About this exercise
I would like you to restate each record word for word.

Data about app and page elements
######

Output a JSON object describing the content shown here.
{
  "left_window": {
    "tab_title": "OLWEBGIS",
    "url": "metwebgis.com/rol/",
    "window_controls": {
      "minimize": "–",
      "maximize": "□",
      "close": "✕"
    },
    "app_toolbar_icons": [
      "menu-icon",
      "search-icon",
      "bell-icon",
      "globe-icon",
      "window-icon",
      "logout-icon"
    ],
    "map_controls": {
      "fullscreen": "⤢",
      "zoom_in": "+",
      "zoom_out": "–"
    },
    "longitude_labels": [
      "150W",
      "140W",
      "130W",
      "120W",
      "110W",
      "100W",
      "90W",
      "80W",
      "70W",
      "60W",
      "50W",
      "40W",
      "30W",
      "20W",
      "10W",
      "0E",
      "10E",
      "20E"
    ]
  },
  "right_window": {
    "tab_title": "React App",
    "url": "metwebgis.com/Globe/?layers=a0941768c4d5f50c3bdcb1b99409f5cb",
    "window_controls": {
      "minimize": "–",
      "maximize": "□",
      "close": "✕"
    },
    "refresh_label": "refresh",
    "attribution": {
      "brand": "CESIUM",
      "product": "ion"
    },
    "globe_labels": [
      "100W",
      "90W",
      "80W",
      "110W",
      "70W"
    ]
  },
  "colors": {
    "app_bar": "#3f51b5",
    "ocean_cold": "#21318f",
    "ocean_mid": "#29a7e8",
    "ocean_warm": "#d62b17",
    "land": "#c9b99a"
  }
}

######

Task response
Output a JSON object describing the content shown here.
{
  "left_window": {
    "tab_title": "OLWEBGIS",
    "url": "metwebgis.com/rol/",
    "window_controls": {
      "minimize": "–",
      "maximize": "□",
      "close": "✕"
    },
    "app_toolbar_icons": [
      "menu-icon",
      "search-icon",
      "bell-icon",
      "globe-icon",
      "window-icon",
      "logout-icon"
    ],
    "map_controls": {
      "fullscreen": "⤢",
      "zoom_in": "+",
      "zoom_out": "–"
    },
    "longitude_labels": [
      "150W",
      "140W",
      "130W",
      "120W",
      "110W",
      "100W",
      "90W",
      "80W",
      "70W",
      "60W",
      "50W",
      "40W",
      "30W",
      "20W",
      "10W",
      "0E",
      "10E",
      "20E"
    ]
  },
  "right_window": {
    "tab_title": "React App",
    "url": "metwebgis.com/Globe/?layers=a0941768c4d5f50c3bdcb1b99409f5cb",
    "window_controls": {
      "minimize": "–",
      "maximize": "□",
      "close": "✕"
    },
    "refresh_label": "refresh",
    "attribution": {
      "brand": "CESIUM",
      "product": "ion"
    },
    "globe_labels": [
      "100W",
      "90W",
      "80W",
      "110W",
      "70W"
    ]
  },
  "colors": {
    "app_bar": "#3f51b5",
    "ocean_cold": "#21318f",
    "ocean_mid": "#29a7e8",
    "ocean_warm": "#d62b17",
    "land": "#c9b99a"
  }
}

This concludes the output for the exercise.